The wireless giant’s TravelPass lets people use their domestic talk, text and data allowances in more than 100 countries for $10 a day per line, according to Verizon’s website.
Read more: Best cell phone plans and deals for 2017
Verizon customers upset over unexpected charges
New York state lawmaker Dov Hikind of Brooklyn was shocked to receive a $925 phone bill after an eight-day visit to Israel.
The bill included the $10 per day TravelPass charge, plus 141 international minutes and 40,000 kB of international data for text messages issued from Jordan, Yeshiva World News reports.
Hikind knew something was wrong because he visited Israel, not neighboring Jordan— which isn’t part of TravelPass.
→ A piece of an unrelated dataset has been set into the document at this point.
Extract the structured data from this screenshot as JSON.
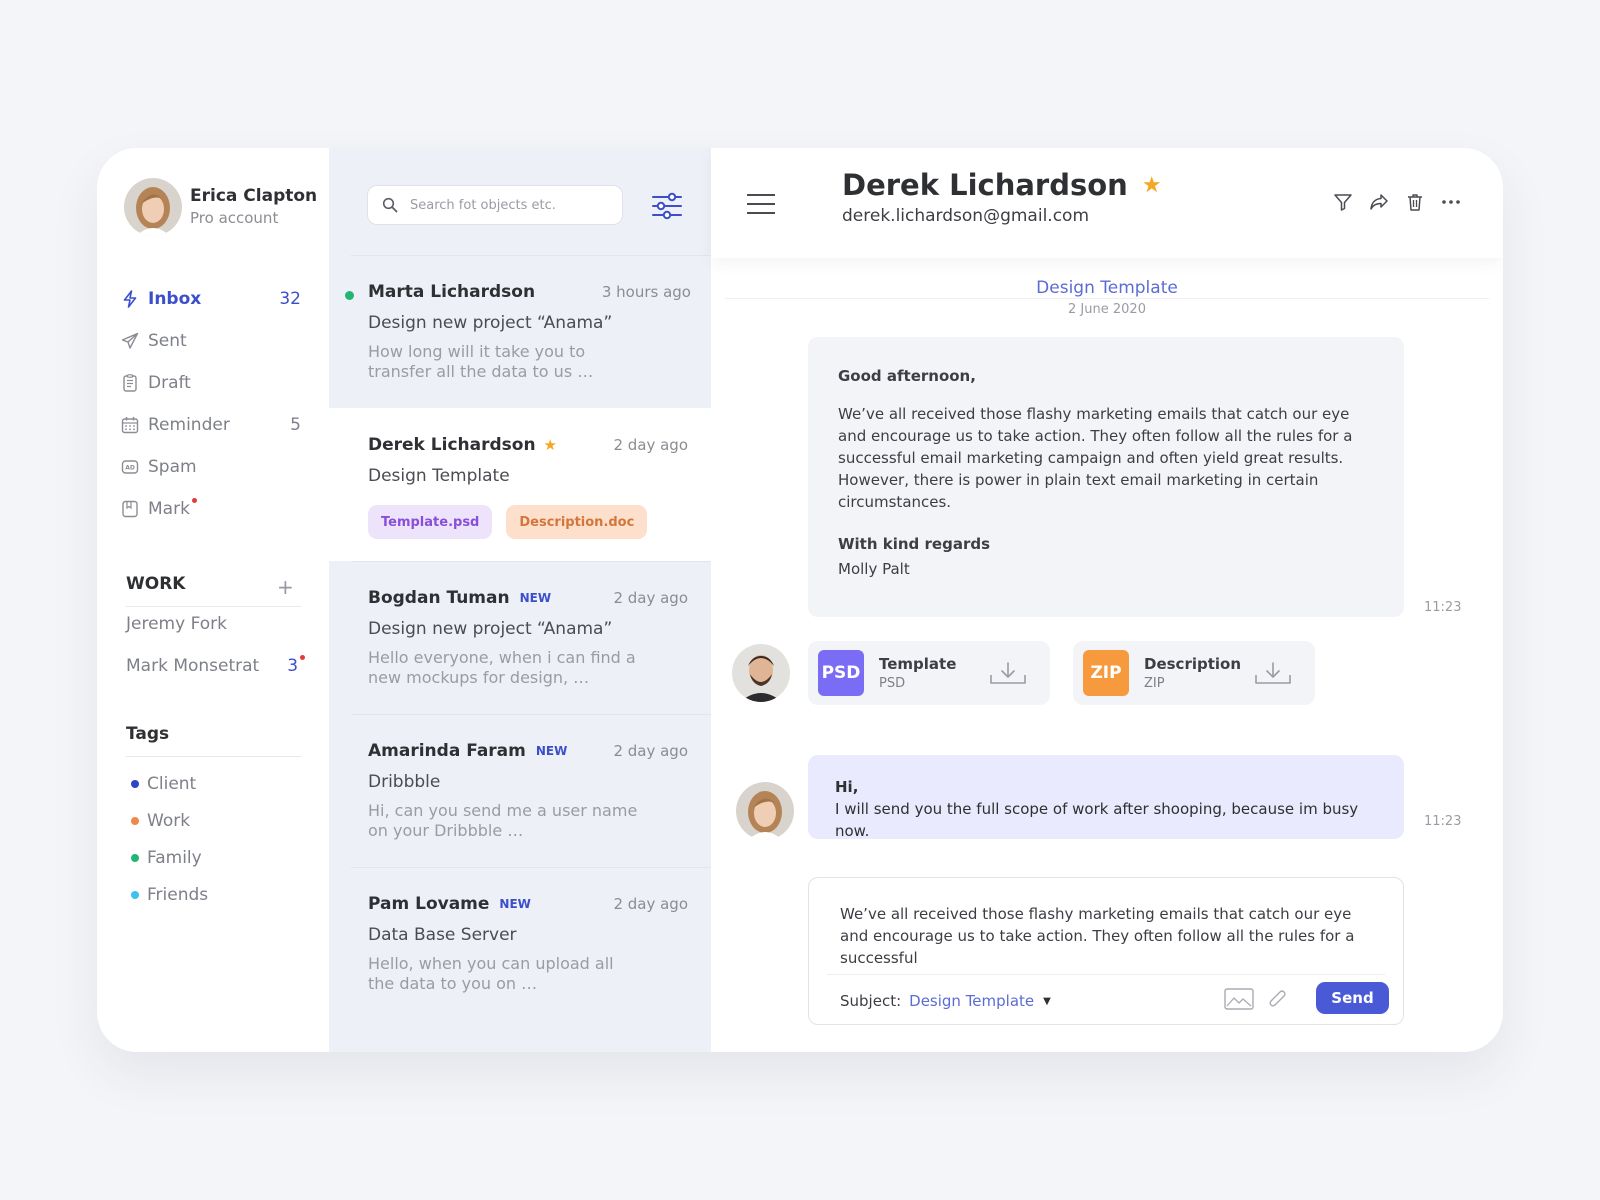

Customer service waived the charges for Hikind, but he publicly demanded that Verizon address the issue after other New Yorkers say they were billed roaming charges from Jordan after visiting Israel.
In a June 29 Facebook post, Hikind said Verizon told him the issue has been fixed, but he is not satisfied.
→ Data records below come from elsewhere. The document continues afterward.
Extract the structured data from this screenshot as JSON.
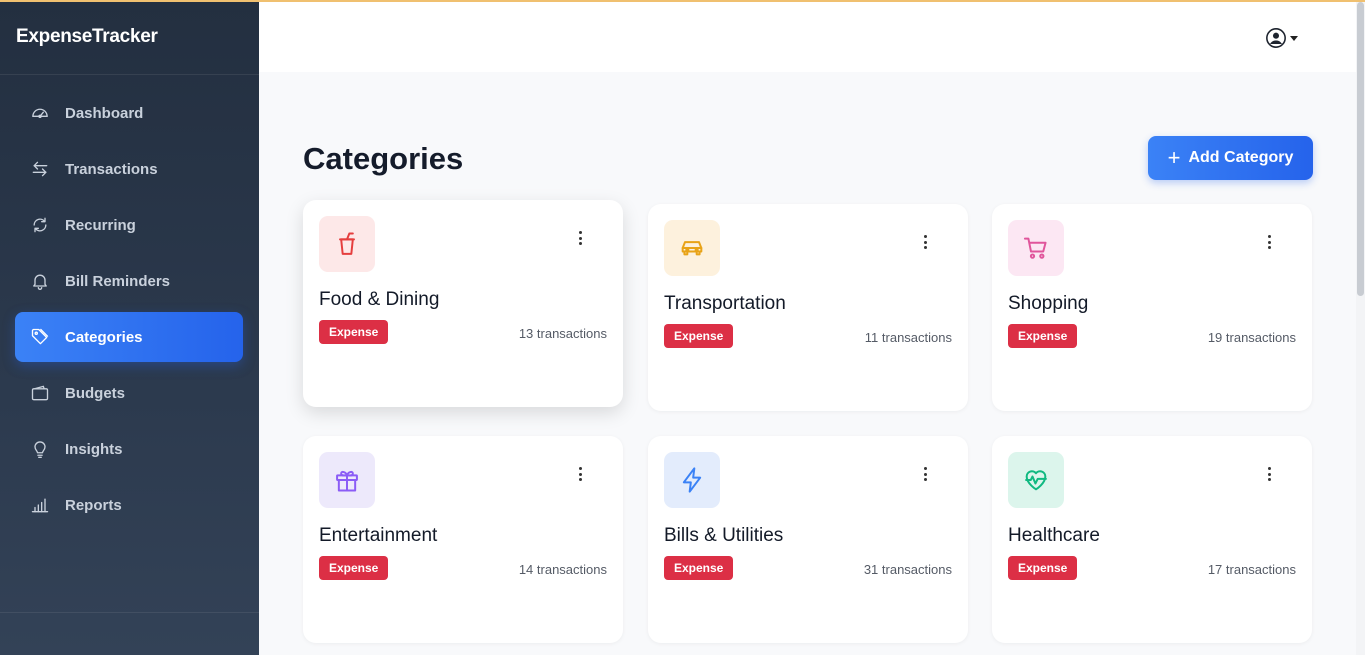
{
  "app": {
    "brand": "ExpenseTracker"
  },
  "sidebar": {
    "items": [
      {
        "label": "Dashboard",
        "icon": "dashboard-icon",
        "active": false
      },
      {
        "label": "Transactions",
        "icon": "arrows-icon",
        "active": false
      },
      {
        "label": "Recurring",
        "icon": "refresh-icon",
        "active": false
      },
      {
        "label": "Bill Reminders",
        "icon": "bell-icon",
        "active": false
      },
      {
        "label": "Categories",
        "icon": "tag-icon",
        "active": true
      },
      {
        "label": "Budgets",
        "icon": "wallet-icon",
        "active": false
      },
      {
        "label": "Insights",
        "icon": "lightbulb-icon",
        "active": false
      },
      {
        "label": "Reports",
        "icon": "bar-chart-icon",
        "active": false
      }
    ]
  },
  "header": {
    "user_icon": "user-circle-icon"
  },
  "main": {
    "title": "Categories",
    "add_button": {
      "label": "Add Category",
      "icon": "plus-icon"
    },
    "categories": [
      {
        "name": "Food & Dining",
        "type": "Expense",
        "transactions": "13 transactions",
        "icon": "cup-icon",
        "color": "#e53e3e",
        "bg": "#fde8e8"
      },
      {
        "name": "Transportation",
        "type": "Expense",
        "transactions": "11 transactions",
        "icon": "car-icon",
        "color": "#e8a317",
        "bg": "#fdf1dd"
      },
      {
        "name": "Shopping",
        "type": "Expense",
        "transactions": "19 transactions",
        "icon": "cart-icon",
        "color": "#e0559b",
        "bg": "#fce7f3"
      },
      {
        "name": "Entertainment",
        "type": "Expense",
        "transactions": "14 transactions",
        "icon": "gift-icon",
        "color": "#8b5cf6",
        "bg": "#ede9fb"
      },
      {
        "name": "Bills & Utilities",
        "type": "Expense",
        "transactions": "31 transactions",
        "icon": "bolt-icon",
        "color": "#3b82f6",
        "bg": "#e3ecfc"
      },
      {
        "name": "Healthcare",
        "type": "Expense",
        "transactions": "17 transactions",
        "icon": "heart-pulse-icon",
        "color": "#10b981",
        "bg": "#dcf5ec"
      }
    ]
  },
  "colors": {
    "accent": "#2563eb",
    "badge": "#dc2f45",
    "sidebar_bg": "#232f40"
  }
}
In an email to Clark.com, a Verizon representative further explained the issue and said the company has taken action to prevent customers from unknowingly being hit with these surcharges:
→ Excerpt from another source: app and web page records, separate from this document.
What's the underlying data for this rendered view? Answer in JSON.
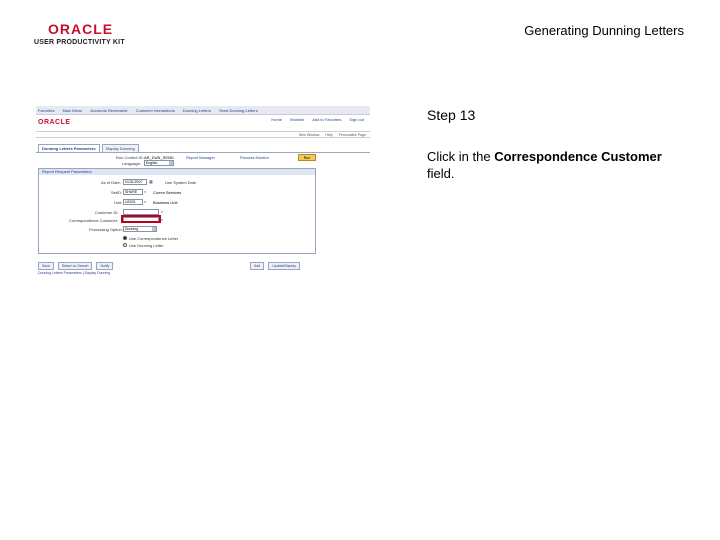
{
  "header": {
    "logo_brand": "ORACLE",
    "logo_product": "USER PRODUCTIVITY KIT",
    "slide_title": "Generating Dunning Letters"
  },
  "screenshot": {
    "nav": [
      "Favorites",
      "Main Menu",
      "Accounts Receivable",
      "Customer Interactions",
      "Dunning Letters",
      "Send Dunning Letters"
    ],
    "brand": "ORACLE",
    "top_links": [
      "Home",
      "Worklist",
      "Add to Favorites",
      "Sign out"
    ],
    "bar_links": [
      "New Window",
      "Help",
      "Personalize Page"
    ],
    "tabs": [
      "Dunning Letters Parameters",
      "Display Dunning"
    ],
    "run_control_label": "Run Control ID:",
    "run_control_value": "AR_DUN_SEND",
    "report_manager": "Report Manager",
    "process_monitor": "Process Monitor",
    "run_button": "Run",
    "language_label": "Language:",
    "language_value": "English",
    "group_title": "Report Request Parameters",
    "as_of_date_label": "As of Date:",
    "as_of_date_value": "01/31/2007",
    "as_of_date_check": "Use System Date",
    "setid_label": "SetID:",
    "setid_value": "SHARE",
    "setid_desc": "Comm Services",
    "unit_label": "Unit:",
    "unit_value": "US001",
    "unit_desc": "Business Unit",
    "customer_label": "Customer ID:",
    "correspondence_label": "Correspondence Customer:",
    "processing_label": "Processing Option:",
    "processing_value": "Dunning",
    "radio_1": "Use Correspondence Letter",
    "radio_2": "Use Dunning Letter",
    "save_btn": "Save",
    "return_btn": "Return to Search",
    "notify_btn": "Notify",
    "add_btn": "Add",
    "update_btn": "Update/Display",
    "footer": "Dunning Letters Parameters | Display Dunning"
  },
  "step": {
    "title": "Step 13",
    "instruction_prefix": "Click in the ",
    "instruction_bold": "Correspondence Customer",
    "instruction_suffix": " field."
  }
}
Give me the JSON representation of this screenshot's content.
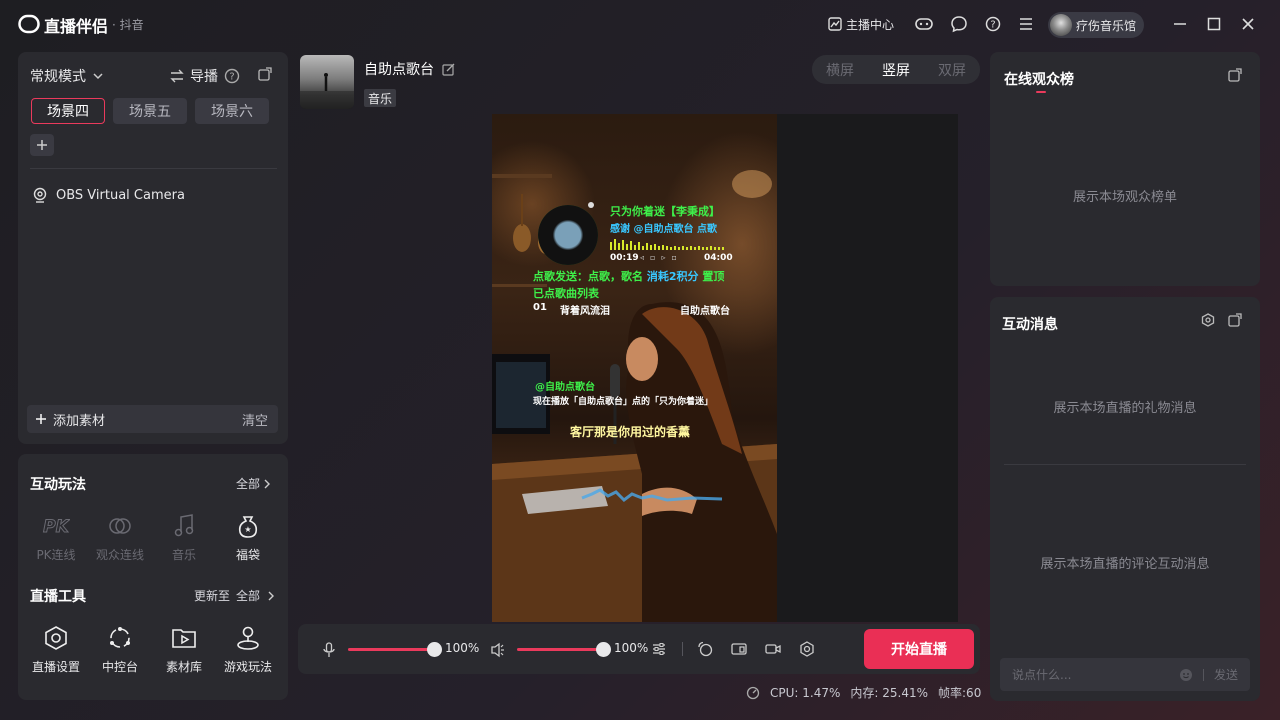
{
  "titlebar": {
    "app_title": "直播伴侣",
    "app_subtitle": "· 抖音",
    "host_center": "主播中心",
    "username": "疗伤音乐馆"
  },
  "scene_panel": {
    "mode": "常规模式",
    "director": "导播",
    "tabs": [
      "场景四",
      "场景五",
      "场景六"
    ],
    "active_tab": 0,
    "sources": [
      "OBS Virtual Camera"
    ],
    "add_material": "添加素材",
    "clear": "清空"
  },
  "interactive": {
    "title": "互动玩法",
    "all": "全部",
    "items": [
      {
        "label": "PK连线",
        "icon": "pk-icon",
        "enabled": false
      },
      {
        "label": "观众连线",
        "icon": "audience-link-icon",
        "enabled": false
      },
      {
        "label": "音乐",
        "icon": "music-icon",
        "enabled": false
      },
      {
        "label": "福袋",
        "icon": "lucky-bag-icon",
        "enabled": true
      }
    ]
  },
  "live_tools": {
    "title": "直播工具",
    "updated": "更新至",
    "all": "全部",
    "items": [
      {
        "label": "直播设置",
        "icon": "settings-hex-icon"
      },
      {
        "label": "中控台",
        "icon": "control-center-icon"
      },
      {
        "label": "素材库",
        "icon": "library-icon"
      },
      {
        "label": "游戏玩法",
        "icon": "game-icon"
      }
    ]
  },
  "stream": {
    "title": "自助点歌台",
    "tag": "音乐",
    "orientations": [
      "横屏",
      "竖屏",
      "双屏"
    ],
    "active_orientation": 1
  },
  "preview": {
    "song_now": "只为你着迷【李秉成】",
    "thanks": "感谢 @自助点歌台 点歌",
    "time_elapsed": "00:19",
    "time_total": "04:00",
    "request_hint_a": "点歌发送：点歌，歌名",
    "request_hint_b": "消耗2积分",
    "request_hint_c": "置顶",
    "queue_title": "已点歌曲列表",
    "queue_index": "01",
    "queue_song": "背着风流泪",
    "queue_user": "自助点歌台",
    "mention": "@自助点歌台",
    "now_playing_line": "现在播放「自助点歌台」点的「只为你着迷」",
    "lyric": "客厅那是你用过的香薰"
  },
  "controls": {
    "mic_volume": "100%",
    "mic_level": 1.0,
    "speaker_volume": "100%",
    "speaker_level": 1.0,
    "go_live": "开始直播"
  },
  "status": {
    "cpu": "CPU: 1.47%",
    "memory": "内存: 25.41%",
    "fps": "帧率:60"
  },
  "audience": {
    "title": "在线观众榜",
    "placeholder": "展示本场观众榜单"
  },
  "messages": {
    "title": "互动消息",
    "gift_placeholder": "展示本场直播的礼物消息",
    "comment_placeholder": "展示本场直播的评论互动消息",
    "input_placeholder": "说点什么...",
    "send": "发送"
  },
  "colors": {
    "accent": "#ea2f55",
    "overlay_green": "#3ef04a",
    "overlay_cyan": "#39c7ff"
  }
}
A few months ago, a small number of customers were having a problem with TravelPass while traveling close to bordering countries.
There was not a widespread problem. Phones are designed to attach to the strongest available signal, even if that cell network is in a neighboring country. TravelPass rates vary depending on the country.
Beginning March 2017, when a customer connects to a cell site not within the country, they have been redirected to a web page providing the rates. The customer has a choice to accept or decline those rates.
Listen to Clark talk about this issue on The Clark Howard Show Podcast
Clark’s top tips for using your smartphone abroad
If you want to avoid Verizon’s TravelPass when traveling overseas, money expert Clark Howard says you have other options.
Instead of TravelPass, he suggests that you use an old phone that is network unlocked and GSM-compatible, or consider buying a cheap GSM unlocked cell phone.
We found plenty of unlocked Androids on Amazon for less than $50. Click here to search.
Once you have a GSM unlocked cell phone, pick up a pre-paid SIM card for $15 to $30 at the airport when you arrive at your destination. Travel SIM cards will let you make calls, send texts and use data.
When Clark travels overseas, he uses the Line and Viber apps for free calls and text messages. Facebook Messenger is another popular option.
No matter what plan you get, relying heavily on Wi-Fi while abroad will keep charges to a minimum.